STUDY MATERIAL →
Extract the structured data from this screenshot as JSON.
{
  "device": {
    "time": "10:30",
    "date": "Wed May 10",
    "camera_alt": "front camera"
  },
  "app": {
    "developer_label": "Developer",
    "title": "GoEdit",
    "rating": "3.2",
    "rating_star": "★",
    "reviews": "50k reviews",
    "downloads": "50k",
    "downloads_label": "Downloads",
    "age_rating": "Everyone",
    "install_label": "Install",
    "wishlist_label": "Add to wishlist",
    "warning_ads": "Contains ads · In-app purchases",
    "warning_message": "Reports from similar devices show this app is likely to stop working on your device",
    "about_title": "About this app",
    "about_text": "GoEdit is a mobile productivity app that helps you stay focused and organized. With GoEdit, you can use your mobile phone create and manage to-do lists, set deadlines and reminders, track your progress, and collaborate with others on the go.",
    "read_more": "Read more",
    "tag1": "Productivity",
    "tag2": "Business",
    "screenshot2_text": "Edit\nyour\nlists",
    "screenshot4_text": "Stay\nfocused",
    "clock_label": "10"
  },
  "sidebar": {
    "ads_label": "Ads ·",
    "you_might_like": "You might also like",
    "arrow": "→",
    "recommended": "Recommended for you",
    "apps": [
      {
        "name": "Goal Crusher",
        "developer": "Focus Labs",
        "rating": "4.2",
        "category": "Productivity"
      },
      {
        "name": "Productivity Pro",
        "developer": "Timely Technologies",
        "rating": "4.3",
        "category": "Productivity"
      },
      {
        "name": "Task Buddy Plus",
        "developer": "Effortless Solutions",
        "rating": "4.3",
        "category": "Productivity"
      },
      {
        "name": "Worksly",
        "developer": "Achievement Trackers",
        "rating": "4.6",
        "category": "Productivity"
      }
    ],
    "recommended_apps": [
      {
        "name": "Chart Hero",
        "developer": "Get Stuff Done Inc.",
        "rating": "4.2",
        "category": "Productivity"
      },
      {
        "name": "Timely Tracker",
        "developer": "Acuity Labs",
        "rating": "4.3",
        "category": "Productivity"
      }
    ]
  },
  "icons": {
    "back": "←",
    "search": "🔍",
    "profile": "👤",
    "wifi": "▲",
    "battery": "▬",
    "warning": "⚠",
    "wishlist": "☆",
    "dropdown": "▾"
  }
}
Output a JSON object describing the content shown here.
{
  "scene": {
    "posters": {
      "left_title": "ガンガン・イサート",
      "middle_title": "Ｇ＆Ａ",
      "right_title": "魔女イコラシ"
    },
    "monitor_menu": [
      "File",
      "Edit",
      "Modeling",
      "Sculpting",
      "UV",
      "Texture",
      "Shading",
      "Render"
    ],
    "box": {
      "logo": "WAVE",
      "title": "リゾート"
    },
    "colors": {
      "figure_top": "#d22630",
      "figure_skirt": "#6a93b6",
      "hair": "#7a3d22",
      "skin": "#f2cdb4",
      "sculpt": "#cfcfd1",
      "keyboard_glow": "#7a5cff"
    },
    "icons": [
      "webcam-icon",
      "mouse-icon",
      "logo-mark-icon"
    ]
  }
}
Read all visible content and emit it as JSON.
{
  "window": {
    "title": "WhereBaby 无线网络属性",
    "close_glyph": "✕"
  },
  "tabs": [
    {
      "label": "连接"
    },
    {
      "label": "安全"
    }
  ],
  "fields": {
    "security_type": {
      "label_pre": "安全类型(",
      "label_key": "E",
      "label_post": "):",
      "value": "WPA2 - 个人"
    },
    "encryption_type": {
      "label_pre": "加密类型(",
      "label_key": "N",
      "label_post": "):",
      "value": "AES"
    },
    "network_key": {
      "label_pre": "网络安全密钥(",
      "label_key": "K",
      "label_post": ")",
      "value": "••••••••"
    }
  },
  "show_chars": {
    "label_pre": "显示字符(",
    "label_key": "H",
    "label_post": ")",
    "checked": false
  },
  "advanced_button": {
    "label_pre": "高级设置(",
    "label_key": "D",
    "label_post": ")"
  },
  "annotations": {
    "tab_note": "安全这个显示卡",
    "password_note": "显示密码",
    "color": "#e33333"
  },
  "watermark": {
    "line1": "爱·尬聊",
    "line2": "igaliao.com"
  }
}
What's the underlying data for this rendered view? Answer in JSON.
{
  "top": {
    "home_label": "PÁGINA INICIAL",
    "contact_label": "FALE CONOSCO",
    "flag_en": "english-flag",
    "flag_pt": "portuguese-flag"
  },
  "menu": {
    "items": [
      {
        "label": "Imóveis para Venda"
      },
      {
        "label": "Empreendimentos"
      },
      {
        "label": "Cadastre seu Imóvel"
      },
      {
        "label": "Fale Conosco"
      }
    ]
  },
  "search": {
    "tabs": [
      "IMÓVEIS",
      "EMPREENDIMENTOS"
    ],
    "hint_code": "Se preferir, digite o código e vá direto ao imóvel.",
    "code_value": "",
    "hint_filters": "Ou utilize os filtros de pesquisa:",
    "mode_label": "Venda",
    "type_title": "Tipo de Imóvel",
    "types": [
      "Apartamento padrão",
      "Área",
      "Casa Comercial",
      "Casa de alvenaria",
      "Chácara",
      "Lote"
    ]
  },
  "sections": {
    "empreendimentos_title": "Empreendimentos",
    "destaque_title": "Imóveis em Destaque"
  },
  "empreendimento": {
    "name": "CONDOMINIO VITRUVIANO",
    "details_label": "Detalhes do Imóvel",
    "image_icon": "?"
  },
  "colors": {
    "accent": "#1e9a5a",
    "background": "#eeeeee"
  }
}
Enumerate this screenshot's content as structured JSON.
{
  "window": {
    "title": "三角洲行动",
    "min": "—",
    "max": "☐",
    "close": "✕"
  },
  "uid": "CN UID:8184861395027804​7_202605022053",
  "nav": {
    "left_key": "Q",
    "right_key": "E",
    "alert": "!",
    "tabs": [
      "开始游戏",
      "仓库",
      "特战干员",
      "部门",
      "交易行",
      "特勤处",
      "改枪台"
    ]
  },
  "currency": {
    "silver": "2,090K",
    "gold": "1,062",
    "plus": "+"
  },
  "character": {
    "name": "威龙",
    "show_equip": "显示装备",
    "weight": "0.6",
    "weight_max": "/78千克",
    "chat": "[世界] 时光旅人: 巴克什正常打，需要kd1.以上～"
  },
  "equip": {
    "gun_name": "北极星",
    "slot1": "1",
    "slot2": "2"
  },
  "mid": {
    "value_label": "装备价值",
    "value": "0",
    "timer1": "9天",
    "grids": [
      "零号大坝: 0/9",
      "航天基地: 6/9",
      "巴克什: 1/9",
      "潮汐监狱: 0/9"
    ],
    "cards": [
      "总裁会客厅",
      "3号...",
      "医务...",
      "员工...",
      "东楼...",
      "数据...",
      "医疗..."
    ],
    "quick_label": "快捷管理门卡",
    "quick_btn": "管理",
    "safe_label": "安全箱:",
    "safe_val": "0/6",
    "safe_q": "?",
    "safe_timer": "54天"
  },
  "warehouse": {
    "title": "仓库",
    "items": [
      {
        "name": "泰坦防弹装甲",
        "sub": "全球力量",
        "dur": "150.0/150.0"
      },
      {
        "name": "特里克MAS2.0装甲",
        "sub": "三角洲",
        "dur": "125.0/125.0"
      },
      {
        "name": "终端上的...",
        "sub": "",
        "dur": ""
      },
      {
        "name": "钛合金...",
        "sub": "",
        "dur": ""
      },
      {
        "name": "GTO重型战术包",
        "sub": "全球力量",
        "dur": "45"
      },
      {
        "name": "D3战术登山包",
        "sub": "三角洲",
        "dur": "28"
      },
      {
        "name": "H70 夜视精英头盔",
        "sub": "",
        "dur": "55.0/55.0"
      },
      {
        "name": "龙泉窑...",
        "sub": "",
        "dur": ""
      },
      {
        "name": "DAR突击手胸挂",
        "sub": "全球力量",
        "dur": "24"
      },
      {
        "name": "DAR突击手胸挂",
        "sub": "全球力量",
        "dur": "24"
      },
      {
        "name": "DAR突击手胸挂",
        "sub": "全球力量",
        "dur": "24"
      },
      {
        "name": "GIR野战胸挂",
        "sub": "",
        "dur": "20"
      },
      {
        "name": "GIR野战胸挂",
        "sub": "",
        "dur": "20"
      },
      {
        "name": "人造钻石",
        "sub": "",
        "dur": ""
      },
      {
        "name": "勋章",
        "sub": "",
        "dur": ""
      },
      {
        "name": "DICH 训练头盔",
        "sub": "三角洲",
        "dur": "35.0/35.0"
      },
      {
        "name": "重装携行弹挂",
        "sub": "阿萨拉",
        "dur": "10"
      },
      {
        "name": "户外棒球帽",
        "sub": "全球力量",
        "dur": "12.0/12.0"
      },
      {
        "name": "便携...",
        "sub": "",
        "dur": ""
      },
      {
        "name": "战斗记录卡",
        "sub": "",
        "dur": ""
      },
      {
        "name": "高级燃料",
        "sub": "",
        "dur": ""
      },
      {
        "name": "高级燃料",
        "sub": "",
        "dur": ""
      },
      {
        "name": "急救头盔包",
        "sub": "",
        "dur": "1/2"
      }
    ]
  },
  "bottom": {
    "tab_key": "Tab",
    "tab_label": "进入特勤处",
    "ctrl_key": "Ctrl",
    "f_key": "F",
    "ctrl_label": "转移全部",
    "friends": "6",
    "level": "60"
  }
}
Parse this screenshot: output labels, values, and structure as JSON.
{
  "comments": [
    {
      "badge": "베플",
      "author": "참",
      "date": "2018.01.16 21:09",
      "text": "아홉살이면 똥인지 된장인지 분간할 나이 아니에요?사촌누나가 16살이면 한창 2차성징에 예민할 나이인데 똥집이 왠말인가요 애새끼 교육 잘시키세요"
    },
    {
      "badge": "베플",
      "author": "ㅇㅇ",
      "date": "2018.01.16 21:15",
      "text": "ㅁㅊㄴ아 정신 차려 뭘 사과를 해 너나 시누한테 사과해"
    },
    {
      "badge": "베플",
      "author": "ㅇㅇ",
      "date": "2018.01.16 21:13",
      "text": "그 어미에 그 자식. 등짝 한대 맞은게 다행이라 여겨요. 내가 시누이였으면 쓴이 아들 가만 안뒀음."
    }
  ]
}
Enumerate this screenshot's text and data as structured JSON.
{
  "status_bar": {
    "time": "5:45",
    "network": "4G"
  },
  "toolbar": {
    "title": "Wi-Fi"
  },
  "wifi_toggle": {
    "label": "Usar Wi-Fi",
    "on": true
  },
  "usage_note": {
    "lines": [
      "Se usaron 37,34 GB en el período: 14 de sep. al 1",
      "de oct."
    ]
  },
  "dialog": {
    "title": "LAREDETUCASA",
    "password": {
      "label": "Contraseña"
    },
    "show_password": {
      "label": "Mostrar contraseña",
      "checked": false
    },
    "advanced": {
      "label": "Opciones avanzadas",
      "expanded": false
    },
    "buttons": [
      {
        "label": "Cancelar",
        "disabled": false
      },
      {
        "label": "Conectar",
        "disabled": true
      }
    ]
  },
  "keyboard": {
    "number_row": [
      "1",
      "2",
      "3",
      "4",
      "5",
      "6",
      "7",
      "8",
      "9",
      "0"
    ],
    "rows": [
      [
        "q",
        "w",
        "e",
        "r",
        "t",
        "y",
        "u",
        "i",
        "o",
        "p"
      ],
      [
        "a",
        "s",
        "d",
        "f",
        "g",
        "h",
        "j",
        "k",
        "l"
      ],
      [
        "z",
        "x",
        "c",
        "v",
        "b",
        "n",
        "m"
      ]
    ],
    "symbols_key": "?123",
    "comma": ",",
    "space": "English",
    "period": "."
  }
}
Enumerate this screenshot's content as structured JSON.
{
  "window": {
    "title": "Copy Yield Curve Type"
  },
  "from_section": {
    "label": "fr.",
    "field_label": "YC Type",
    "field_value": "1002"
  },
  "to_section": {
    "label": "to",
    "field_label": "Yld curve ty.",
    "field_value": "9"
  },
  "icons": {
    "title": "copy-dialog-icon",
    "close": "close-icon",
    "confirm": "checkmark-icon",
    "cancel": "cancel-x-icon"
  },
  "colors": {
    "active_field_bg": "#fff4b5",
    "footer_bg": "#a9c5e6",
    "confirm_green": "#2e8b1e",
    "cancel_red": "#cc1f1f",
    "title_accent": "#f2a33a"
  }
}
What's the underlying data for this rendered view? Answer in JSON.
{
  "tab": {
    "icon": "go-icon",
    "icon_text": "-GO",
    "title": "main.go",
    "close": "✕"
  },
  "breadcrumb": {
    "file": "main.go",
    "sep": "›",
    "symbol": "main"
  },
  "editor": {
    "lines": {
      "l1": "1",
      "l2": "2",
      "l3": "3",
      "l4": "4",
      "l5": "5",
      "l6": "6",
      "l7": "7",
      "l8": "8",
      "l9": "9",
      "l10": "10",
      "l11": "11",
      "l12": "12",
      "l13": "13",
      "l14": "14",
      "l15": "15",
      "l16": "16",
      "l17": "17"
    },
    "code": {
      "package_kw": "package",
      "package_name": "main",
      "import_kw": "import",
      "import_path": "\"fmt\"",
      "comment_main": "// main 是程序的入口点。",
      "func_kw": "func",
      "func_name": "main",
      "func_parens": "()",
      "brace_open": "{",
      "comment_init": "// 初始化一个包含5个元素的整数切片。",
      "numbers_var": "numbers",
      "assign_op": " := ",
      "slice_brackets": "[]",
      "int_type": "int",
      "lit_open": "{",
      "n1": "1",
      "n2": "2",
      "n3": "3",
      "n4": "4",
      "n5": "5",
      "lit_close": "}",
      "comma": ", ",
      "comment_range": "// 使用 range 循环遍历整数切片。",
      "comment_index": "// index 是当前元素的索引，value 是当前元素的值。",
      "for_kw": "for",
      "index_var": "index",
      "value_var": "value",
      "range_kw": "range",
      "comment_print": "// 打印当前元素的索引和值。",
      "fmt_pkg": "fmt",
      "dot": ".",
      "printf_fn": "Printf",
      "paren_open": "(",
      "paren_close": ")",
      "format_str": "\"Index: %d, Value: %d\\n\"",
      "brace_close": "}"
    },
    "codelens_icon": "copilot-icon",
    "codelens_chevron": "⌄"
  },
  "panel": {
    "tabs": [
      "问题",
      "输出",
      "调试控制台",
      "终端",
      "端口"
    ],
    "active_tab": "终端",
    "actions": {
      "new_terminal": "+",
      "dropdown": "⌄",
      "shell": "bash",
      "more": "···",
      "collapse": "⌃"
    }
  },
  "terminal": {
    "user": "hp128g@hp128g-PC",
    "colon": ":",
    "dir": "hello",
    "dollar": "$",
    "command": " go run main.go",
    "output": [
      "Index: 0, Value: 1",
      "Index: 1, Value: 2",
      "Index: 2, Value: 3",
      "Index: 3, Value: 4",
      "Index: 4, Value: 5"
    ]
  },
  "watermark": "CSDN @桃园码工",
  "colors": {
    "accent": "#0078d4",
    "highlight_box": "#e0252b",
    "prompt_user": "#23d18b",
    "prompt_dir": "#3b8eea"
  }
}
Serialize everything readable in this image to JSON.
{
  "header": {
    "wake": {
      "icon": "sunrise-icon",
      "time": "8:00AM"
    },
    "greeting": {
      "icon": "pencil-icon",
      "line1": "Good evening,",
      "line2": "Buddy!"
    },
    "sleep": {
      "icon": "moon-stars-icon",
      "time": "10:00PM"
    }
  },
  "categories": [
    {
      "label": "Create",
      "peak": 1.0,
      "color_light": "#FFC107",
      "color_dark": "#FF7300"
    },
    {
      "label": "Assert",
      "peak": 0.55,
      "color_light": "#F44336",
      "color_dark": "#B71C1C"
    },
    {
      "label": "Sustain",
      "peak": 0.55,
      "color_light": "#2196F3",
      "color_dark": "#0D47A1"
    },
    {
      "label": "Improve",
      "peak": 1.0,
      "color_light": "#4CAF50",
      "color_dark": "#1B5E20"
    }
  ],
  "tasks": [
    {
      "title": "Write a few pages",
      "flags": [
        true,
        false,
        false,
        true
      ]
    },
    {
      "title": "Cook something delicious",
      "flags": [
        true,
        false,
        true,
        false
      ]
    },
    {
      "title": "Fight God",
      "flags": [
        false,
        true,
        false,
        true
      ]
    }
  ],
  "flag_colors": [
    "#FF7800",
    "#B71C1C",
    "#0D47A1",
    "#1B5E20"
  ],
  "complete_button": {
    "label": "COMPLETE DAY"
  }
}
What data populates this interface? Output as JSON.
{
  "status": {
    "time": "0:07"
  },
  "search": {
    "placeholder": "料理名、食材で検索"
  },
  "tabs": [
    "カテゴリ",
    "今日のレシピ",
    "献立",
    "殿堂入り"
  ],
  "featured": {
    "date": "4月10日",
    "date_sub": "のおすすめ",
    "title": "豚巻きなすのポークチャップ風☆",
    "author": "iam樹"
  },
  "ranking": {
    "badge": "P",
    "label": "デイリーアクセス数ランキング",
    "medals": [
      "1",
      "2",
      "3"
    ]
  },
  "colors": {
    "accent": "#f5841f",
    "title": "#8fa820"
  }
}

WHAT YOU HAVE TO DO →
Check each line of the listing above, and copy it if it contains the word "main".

RESPONSE BOX →
    "title": "main.go",
    "file": "main.go",
    "symbol": "main"
      "package_name": "main",
      "comment_main": "// main 是程序的入口点。",
      "func_name": "main",
    "command": " go run main.go",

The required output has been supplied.